This is not Caynes fault, but as CEO, it is always his responsibility. I believe him to be the finest Wall Street executive of his generation. Nevertheless, his underlings certainly let him down, and they are among the highest paid people in the world today. Some of these industry veterans are drawing $10 million dollar annual incomes. Let the investor beware is the rule of the day, especially when it comes to hedge funds.

Richard Stoyecks background includes being a limited partner at Bear Stearns, Senior VP at Lehman Brothers, Kuhn Loeb, Arthur Andersen, and KPMG. Educated at Pace University, NYU, and Harvard University, today he runs Rockefeller Capital Partners and for a fuller version of this article please visit our website.

How to Pay Sales Tax in QuickBooks - The Right Way and The Wrong Way

The Sales Tax function in QuickBooks is a separate module from the rest of the program, even though it doesn't seem like it. Because it is a separate module, sales tax payments should be made according to how the module works.

The Wrong Way

The unsuspecting QuickBooks user computes the sales tax return. Then, he/she generates a regular check in QuickBooks (a regular check is always designated CHK in the register). Perhaps this check is even correctly posted to the Sales Tax Liability account. Regardless of which account it is posted to, using a regular check to pay sales taxes is not how QuickBooks was designed. Unfortunately, QuickBooks allows this transaction to occur.

The Right Way

1. Compute the sales tax return. Then, adjust the QuickBooks tax payment for rounding differences, if necessary.

In California, the BOE-401 requires every line to be rounded to the nearest dollar. This will create a small difference in the amount of sales tax owed on the return, verses the amount of sales tax owed according to QuickBooks.

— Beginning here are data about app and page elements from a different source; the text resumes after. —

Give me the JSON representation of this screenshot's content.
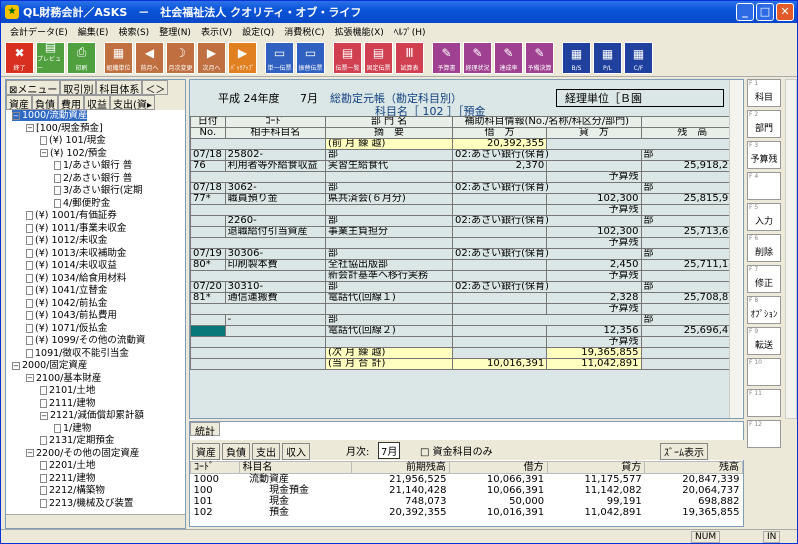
{
  "window": {
    "title": "QL財務会計／ASKS　－　社会福祉法人 クオリティ・オブ・ライフ"
  },
  "menu": [
    "会計データ(E)",
    "編集(E)",
    "検索(S)",
    "整理(N)",
    "表示(V)",
    "設定(Q)",
    "消費税(C)",
    "拡張機能(X)",
    "ﾍﾙﾌﾟ(H)"
  ],
  "toolbar": [
    {
      "label": "終了",
      "color": "#d83020",
      "icon": "exit-icon",
      "glyph": "✖"
    },
    {
      "label": "プレビュー",
      "color": "#50a040",
      "icon": "preview-icon",
      "glyph": "▤"
    },
    {
      "label": "印刷",
      "color": "#50a040",
      "icon": "print-icon",
      "glyph": "⎙"
    },
    {
      "label": "組織単位",
      "color": "#c07040",
      "icon": "org-icon",
      "glyph": "▦"
    },
    {
      "label": "前月へ",
      "color": "#c07040",
      "icon": "prev-month-icon",
      "glyph": "◀"
    },
    {
      "label": "月次変更",
      "color": "#c07040",
      "icon": "month-change-icon",
      "glyph": "☽"
    },
    {
      "label": "次月へ",
      "color": "#c07040",
      "icon": "next-month-icon",
      "glyph": "▶"
    },
    {
      "label": "ﾊﾞｯｸｱｯﾌﾟ",
      "color": "#e08020",
      "icon": "backup-icon",
      "glyph": "▶"
    },
    {
      "label": "単一伝票",
      "color": "#3060c0",
      "icon": "single-slip-icon",
      "glyph": "▭"
    },
    {
      "label": "振替伝票",
      "color": "#3060c0",
      "icon": "transfer-slip-icon",
      "glyph": "▭"
    },
    {
      "label": "伝票一覧",
      "color": "#d04050",
      "icon": "slip-list-icon",
      "glyph": "▤"
    },
    {
      "label": "固定伝票",
      "color": "#d04050",
      "icon": "fixed-slip-icon",
      "glyph": "▤"
    },
    {
      "label": "試算表",
      "color": "#d04050",
      "icon": "trial-balance-icon",
      "glyph": "Ⅲ"
    },
    {
      "label": "予算書",
      "color": "#a04090",
      "icon": "budget-icon",
      "glyph": "✎"
    },
    {
      "label": "経理状況",
      "color": "#a04090",
      "icon": "accounting-status-icon",
      "glyph": "✎"
    },
    {
      "label": "達成率",
      "color": "#a04090",
      "icon": "achievement-icon",
      "glyph": "✎"
    },
    {
      "label": "予備決算",
      "color": "#a04090",
      "icon": "pre-settlement-icon",
      "glyph": "✎"
    },
    {
      "label": "B/S",
      "color": "#2040a0",
      "icon": "bs-icon",
      "glyph": "▦"
    },
    {
      "label": "P/L",
      "color": "#2040a0",
      "icon": "pl-icon",
      "glyph": "▦"
    },
    {
      "label": "C/F",
      "color": "#2040a0",
      "icon": "cf-icon",
      "glyph": "▦"
    }
  ],
  "left_tabs": {
    "row1": [
      "⊠メニュー",
      "取引別",
      "科目体系",
      "＜＞"
    ],
    "row2": [
      "資産",
      "負債",
      "費用",
      "収益",
      "支出(資▸"
    ]
  },
  "tree": [
    {
      "t": "1000/流動資産",
      "d": 0,
      "k": "box",
      "s": true
    },
    {
      "t": "[100/現金預金]",
      "d": 1,
      "k": "box"
    },
    {
      "t": "(¥) 101/現金",
      "d": 2,
      "k": "doc"
    },
    {
      "t": "(¥) 102/預金",
      "d": 2,
      "k": "box"
    },
    {
      "t": "1/あさい銀行 普",
      "d": 3,
      "k": "doc"
    },
    {
      "t": "2/あさい銀行 普",
      "d": 3,
      "k": "doc"
    },
    {
      "t": "3/あさい銀行(定期",
      "d": 3,
      "k": "doc"
    },
    {
      "t": "4/郵便貯金",
      "d": 3,
      "k": "doc"
    },
    {
      "t": "(¥) 1001/有価証券",
      "d": 1,
      "k": "doc"
    },
    {
      "t": "(¥) 1011/事業未収金",
      "d": 1,
      "k": "doc"
    },
    {
      "t": "(¥) 1012/未収金",
      "d": 1,
      "k": "doc"
    },
    {
      "t": "(¥) 1013/未収補助金",
      "d": 1,
      "k": "doc"
    },
    {
      "t": "(¥) 1014/未収収益",
      "d": 1,
      "k": "doc"
    },
    {
      "t": "(¥) 1034/給食用材料",
      "d": 1,
      "k": "doc"
    },
    {
      "t": "(¥) 1041/立替金",
      "d": 1,
      "k": "doc"
    },
    {
      "t": "(¥) 1042/前払金",
      "d": 1,
      "k": "doc"
    },
    {
      "t": "(¥) 1043/前払費用",
      "d": 1,
      "k": "doc"
    },
    {
      "t": "(¥) 1071/仮払金",
      "d": 1,
      "k": "doc"
    },
    {
      "t": "(¥) 1099/その他の流動資",
      "d": 1,
      "k": "doc"
    },
    {
      "t": "1091/徴収不能引当金",
      "d": 1,
      "k": "doc"
    },
    {
      "t": "2000/固定資産",
      "d": 0,
      "k": "box"
    },
    {
      "t": "2100/基本財産",
      "d": 1,
      "k": "box"
    },
    {
      "t": "2101/土地",
      "d": 2,
      "k": "doc"
    },
    {
      "t": "2111/建物",
      "d": 2,
      "k": "doc"
    },
    {
      "t": "2121/減価償却累計額",
      "d": 2,
      "k": "box"
    },
    {
      "t": "1/建物",
      "d": 3,
      "k": "doc"
    },
    {
      "t": "2131/定期預金",
      "d": 2,
      "k": "doc"
    },
    {
      "t": "2200/その他の固定資産",
      "d": 1,
      "k": "box"
    },
    {
      "t": "2201/土地",
      "d": 2,
      "k": "doc"
    },
    {
      "t": "2211/建物",
      "d": 2,
      "k": "doc"
    },
    {
      "t": "2212/構築物",
      "d": 2,
      "k": "doc"
    },
    {
      "t": "2213/機械及び装置",
      "d": 2,
      "k": "doc"
    }
  ],
  "ledger": {
    "era": "平成 24年度",
    "month": "7月",
    "title": "総勘定元帳（勘定科目別）",
    "unit_label": "経理単位［Ｂ園",
    "account": "科目名［ 102 ］［預金",
    "headers": {
      "date": "日付",
      "code": "ｺｰﾄﾞ",
      "dept": "部 門 名",
      "sub": "補助科目情報(No./名称/科区分/部門)",
      "no": "No.",
      "acct": "相手科目名",
      "memo": "摘　要",
      "debit": "借　方",
      "credit": "貸　方",
      "balance": "残　高"
    },
    "carry": {
      "label": "(前 月 繰 越)",
      "amount": "20,392,355"
    },
    "rows": [
      {
        "date": "07/18",
        "code": "25802-",
        "no": "76",
        "acct": "利用者等外給食収益",
        "dept": "部",
        "sub": "02:あさい銀行(保育)",
        "memo": "実習生給食代",
        "debit": "2,370",
        "credit": "",
        "yosan": "予算残",
        "bal": "25,918,232"
      },
      {
        "date": "07/18",
        "code": "3062-",
        "no": "77*",
        "acct": "職員預り金",
        "dept": "部",
        "sub": "02:あさい銀行(保育)",
        "memo": "県共済会(６月分)",
        "debit": "",
        "credit": "102,300",
        "yosan": "予算残",
        "bal": "25,815,932"
      },
      {
        "date": "",
        "code": "2260-",
        "no": "",
        "acct": "退職給付引当資産",
        "dept": "部",
        "sub": "02:あさい銀行(保育)",
        "memo": "事業主負担分",
        "debit": "",
        "credit": "102,300",
        "yosan": "予算残",
        "bal": "25,713,632"
      },
      {
        "date": "07/19",
        "code": "30306-",
        "no": "80*",
        "acct": "印刷製本費",
        "dept": "部",
        "sub": "02:あさい銀行(保育)",
        "memo": "全社協出版部",
        "memo2": "新会計基準へ移行実務",
        "debit": "",
        "credit": "2,450",
        "yosan": "予算残",
        "bal": "25,711,182"
      },
      {
        "date": "07/20",
        "code": "30310-",
        "no": "81*",
        "acct": "通信運搬費",
        "dept": "部",
        "sub": "02:あさい銀行(保育)",
        "memo": "電話代(回線１)",
        "debit": "",
        "credit": "2,328",
        "yosan": "予算残",
        "bal": "25,708,854"
      },
      {
        "date": "",
        "code": "-",
        "no": "",
        "acct": "",
        "dept": "部",
        "sub": "",
        "memo": "電話代(回線２)",
        "debit": "",
        "credit": "12,356",
        "yosan": "予算残",
        "bal": "25,696,498"
      }
    ],
    "next": {
      "label": "(次 月 繰 越)",
      "amount": "19,365,855"
    },
    "total": {
      "label": "(当 月 合 計)",
      "debit": "10,016,391",
      "credit": "11,042,891"
    }
  },
  "fkeys": [
    {
      "n": "F 1",
      "l": "科目"
    },
    {
      "n": "F 2",
      "l": "部門"
    },
    {
      "n": "F 3",
      "l": "予算残"
    },
    {
      "n": "F 4",
      "l": ""
    },
    {
      "n": "F 5",
      "l": "入力"
    },
    {
      "n": "F 6",
      "l": "削除"
    },
    {
      "n": "F 7",
      "l": "修正"
    },
    {
      "n": "F 8",
      "l": "ｵﾌﾟｼｮﾝ"
    },
    {
      "n": "F 9",
      "l": "転送"
    },
    {
      "n": "F 10",
      "l": ""
    },
    {
      "n": "F 11",
      "l": ""
    },
    {
      "n": "F 12",
      "l": ""
    }
  ],
  "bottom": {
    "tab": "統計",
    "tabs": [
      "資産",
      "負債",
      "支出",
      "収入"
    ],
    "month_label": "月次:",
    "month": "7月",
    "checkbox": "資金科目のみ",
    "zoom": "ｽﾞｰﾑ表示",
    "headers": [
      "ｺｰﾄﾞ",
      "科目名",
      "前期残高",
      "借方",
      "貸方",
      "残高"
    ],
    "rows": [
      [
        "1000",
        "流動資産",
        "21,956,525",
        "10,066,391",
        "11,175,577",
        "20,847,339"
      ],
      [
        "100",
        "現金預金",
        "21,140,428",
        "10,066,391",
        "11,142,082",
        "20,064,737"
      ],
      [
        "101",
        "現金",
        "748,073",
        "50,000",
        "99,191",
        "698,882"
      ],
      [
        "102",
        "預金",
        "20,392,355",
        "10,016,391",
        "11,042,891",
        "19,365,855"
      ]
    ]
  },
  "status": {
    "num": "NUM",
    "in": "IN"
  }
}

In order to adjust for the difference, and if you are certain you are ready to record the payment in QuickBooks, from the Vendors menu select Sales Tax. Then select Pay Sales Tax. Click the button that says Adjust. Make the Adjustment Date the same as the final day of the tax reporting period. Put an Entry Number if you wish. In the Sales Tax Vendor box, select the sales tax reporting agency. For the Adjustment Account, select an expense account called Sales Tax Adjustments (create it if you don't already have one). Then, select the appropriate circle, depending if you are increasing or reducing the amount of sales tax to pay in QuickBooks. Fill in the correct amount of the adjustment. Record a memo if you wish. Click Ok.

2. Generate a Tax Payment check.

At the Pay Sales Tax window, click the taxes you are paying, as well as the adjustment you just made. Make sure the all of the other information is correct, particularly the Pay Sales Tax Through box - this must have the same date as the final reporting date on the sales tax return. Save the transaction.

The check you just generated appears now in the check register that you selected in the Pay Sales Tax window. Go and look for it there. You will see it as a unique type: TAXPMT, rather than CHK or BILLPMT.

Final Thoughts

Here's why QuickBooks users should pay sales tax utilizing the correct method:

  • QuickBooks generates Tax Payment checks (TAXPMT) rather than regular checks.
  • QuickBooks users can perform specific searches for these types of checks.
  • QuickBooks can compute the tax amount - this can then be used as a guide to make sure the sales tax return was prepared correctly.

About the Author: Jennifer A. Thieme is a Registered Tax Preparer and a Certified QuickBooks ProAdvisor who enjoys writing about tax and accounting issues. She brings unique insight, clear instructions, and over ten years experience to all of her business articles. Owner of Solid Rock Accounting Services, Jennifer's clients enjoy these same benefits on a personal and regular basis. You can too - visit and contact Jennifer today.